And I too wonder about time and space. Our lives are made up of our experiences and I don't think that what makes us who we are ever totally goes away... whether it lives on in another time or dimension, through our dna, or just lives on in the minds and hearts of those who share our lives...???

You mentioned lying under the Christmas tree as a child and looking up at all the lights and branches... well, do it again, Djan! I JUST did this by accident the other night (was actually doing a yoga position with my legs on the wall as my back hurt) and just happened to be lying by the lighted tree... and looked up. It WAS beautiful! Kind of magical! Now I know why the cats love to lie under the tree.

Sally Wessely said...

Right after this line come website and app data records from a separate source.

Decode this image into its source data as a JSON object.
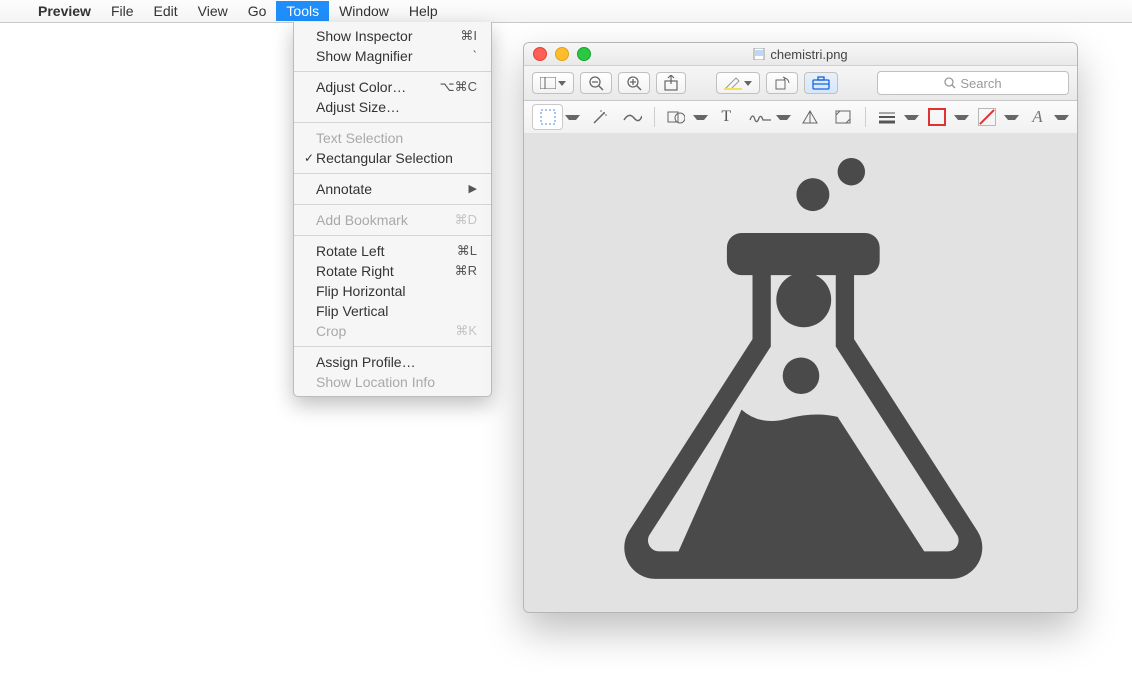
{
  "menubar": {
    "app": "Preview",
    "items": [
      "File",
      "Edit",
      "View",
      "Go",
      "Tools",
      "Window",
      "Help"
    ],
    "open_index": 4
  },
  "tools_menu": {
    "groups": [
      [
        {
          "label": "Show Inspector",
          "shortcut": "⌘I"
        },
        {
          "label": "Show Magnifier",
          "shortcut": "`"
        }
      ],
      [
        {
          "label": "Adjust Color…",
          "shortcut": "⌥⌘C"
        },
        {
          "label": "Adjust Size…",
          "shortcut": ""
        }
      ],
      [
        {
          "label": "Text Selection",
          "shortcut": "",
          "disabled": true
        },
        {
          "label": "Rectangular Selection",
          "shortcut": "",
          "checked": true
        }
      ],
      [
        {
          "label": "Annotate",
          "shortcut": "",
          "submenu": true
        }
      ],
      [
        {
          "label": "Add Bookmark",
          "shortcut": "⌘D",
          "disabled": true
        }
      ],
      [
        {
          "label": "Rotate Left",
          "shortcut": "⌘L"
        },
        {
          "label": "Rotate Right",
          "shortcut": "⌘R"
        },
        {
          "label": "Flip Horizontal",
          "shortcut": ""
        },
        {
          "label": "Flip Vertical",
          "shortcut": ""
        },
        {
          "label": "Crop",
          "shortcut": "⌘K",
          "disabled": true
        }
      ],
      [
        {
          "label": "Assign Profile…",
          "shortcut": ""
        },
        {
          "label": "Show Location Info",
          "shortcut": "",
          "disabled": true
        }
      ]
    ]
  },
  "window": {
    "title": "chemistri.png",
    "search_placeholder": "Search"
  }
}
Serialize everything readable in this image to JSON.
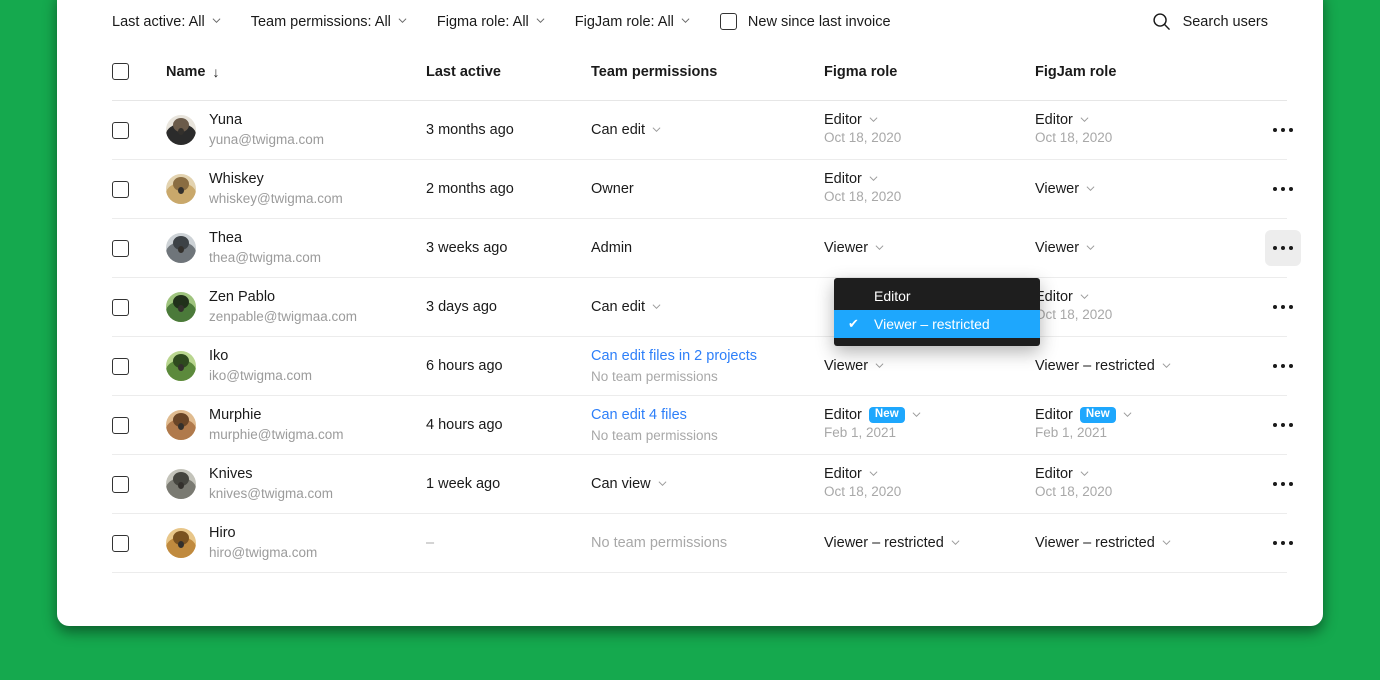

Isn't it a wonderful thing how those memories of Christmas Past live on? I am grateful for memory. I think it would be a terrible thing to be afflicted with those memory robbing diseases that so often rob the elderly. When you say you are old, I just smile and say to myself, "no she isn't." You may be older and not doing what you once did, but you are not old.

Your poem reminded my of my mother's uncle. I only met him once. I was just a little child when he came to visit us in his very late 70's. He still could stand on his head and did so to prove it to us. He told us he would celebrate his upcoming 80th by standing on his head. He lived in Alaska. He never married. When he turned 80, he wrote my mother that he stood on his head at 80. I guess you are never too old for such things.

Trish and Rob MacGregor said...

A beautiful post, nostalgic yet centered in the here and now!

Hilary said...

Love it.

Anonymous said...

Merry Christmas, DJan. Aloha from Hawaii.

Gigi said...

I am VERY behind on my blog reading, obviously...I hope you had a wonderful Christmas.

Gingi said...

Sounds like you had a wonderful Christmas! Wishing you a happy 2017! <3 - http://www.domesticgeekgirl.com

Anonymous said...

Wish you and your family a happy New Year 2017. Let this year be a happy one:)